WebMD Health Experts and Community

Talk to health experts and other people like you in WebMD's Communities. It's a safe forum where you can create or participate in support groups and discussions about health topics that interest you.

  • Second Opinion

    Second Opinion

    Read expert perspectives on popular health topics.

  • Community


    Connect with people like you, and get expert guidance on living a healthy life.

Got a health question? Get answers provided by leading organizations, doctors, and experts.

Get Answers

Sign up to receive WebMD's award-winning content delivered to your inbox.

Sign Up

Can an Asthma episode really last this long?
Joyful777 posted:
Hi, I'm relatively new to asthma. I was diagnosed a couple years ago, but I haven't had any serious problems till this year. Two weeks ago I had an asthma attack, and the wheezing cough just lingered. It got to where I couldn't move around without triggering an attack. I went to my family doctor, and she said my lungs sounded awful. She put me on a strong dose of antibiotics and a steroid pack. She told me to use my neb every 4 hours, and take the rest of my asthma meds as well. So to sum up, I'm taking Xopenex, Symbicort, Proventil, Singulair, and steroids. I went back to see her a couple days ago and she said I sounded better, but I was just healing slowly. I still can not resume my normal activities, and it has been two weeks. Is this normal for asthma?
Aqua14 responded:
Unfortunately after a bad attack it's pretty common to have a slower recovery than you would like. That's why we like to get a jump on preventing attacks and medicating when the attack is milder, so that it doesn't get very bad. Perhaps you could ask your doctor about getting an asthma action plan in place and a peak flow meter (or pocket spirometer) so that if you're getting into your yellow zone you can take action to stave off the attack.

I can sympathize with you. I've had bronchitis a couple of times over the years and it just seems to take forever to get my lungs back to normal. It's really a drag. It sounds like you're on all the right meds, though, so just hang in there.

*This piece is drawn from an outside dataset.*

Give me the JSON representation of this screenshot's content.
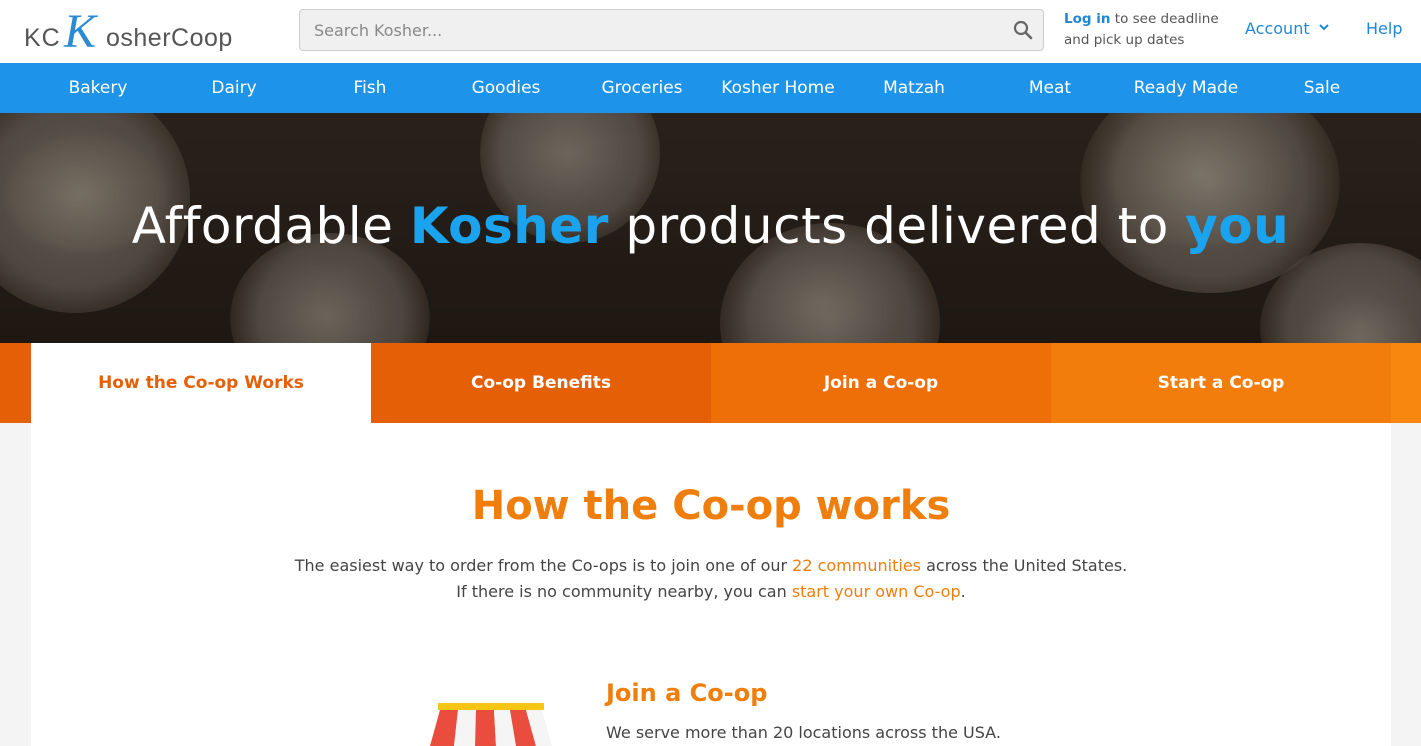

Take care and hope you feel better soon. Judy
Joyful777 replied to Aqua14's response:
Thank you Judy for your response. I went to my Asthma & Allergy specialist yesterday. He told me that my family physician had me on extremely high doses of albuterol. So my symptoms were due to albuterol toxicity. He gave me some meds to reverse the damage.
Aqua14 replied to Joyful777's response:
Wow, no kidding, that's pretty scary. It really is best to be treated by an allergist/asthma specialist. Hope you can recover from this soon. Judy
emz76 responded:
have had asthma all my life three years ago i had any attack and was kept in hospital over night since that attack my asthma hasnt been right since but i try not to let it take over my life what are your normal activities? take your ventolin before doing any form of exercise in a way it think it is normal not to be able to resume back to normal activities after such a bad attack you still need to do some form of activity but take it very slowly to start with maybe take a short walk somewhere
Joyful777 replied to emz76's response:
Thank you for your concern. I noticed a huge difference just 24 hours after stopping the albuterol. I am almost 100% better now. I still have the tremor and occasional winded moments, but I'm sure those will soon be gone.
aug2176 responded:
I've had prolnged soreness from a recent attack also, does anyone know if heat or ice packs would take soreness out of lung area ? Really tired of the acheness !! Thanks a million for any ideas !!
Joyful777 replied to aug2176's response:
I usually put my heating pad on low and hold it up to my chest for 10-15 minutes. Also, I tried not to do anything that would affect my chest wall, i.e. heavy exercise, lifting, and singing. I hope that helps.

Helpful Tips

Asthma InhalersExpert
There are several types of inhalers for asthma. Some inhalers (inhaled steroids) are controller medications that are used on a daily basis ... More
Was this Helpful?
127 of 158 found this helpful

Related Drug Reviews

  • Drug Name User Reviews

Report Problems With Your Medications to the FDA

FDAYou are encouraged to report negative side effects of prescription drugs to the FDA. Visit the FDA MedWatch website or call 1-800-FDA-1088.

For more information, visit the Duke Health Asthma and Allergies Center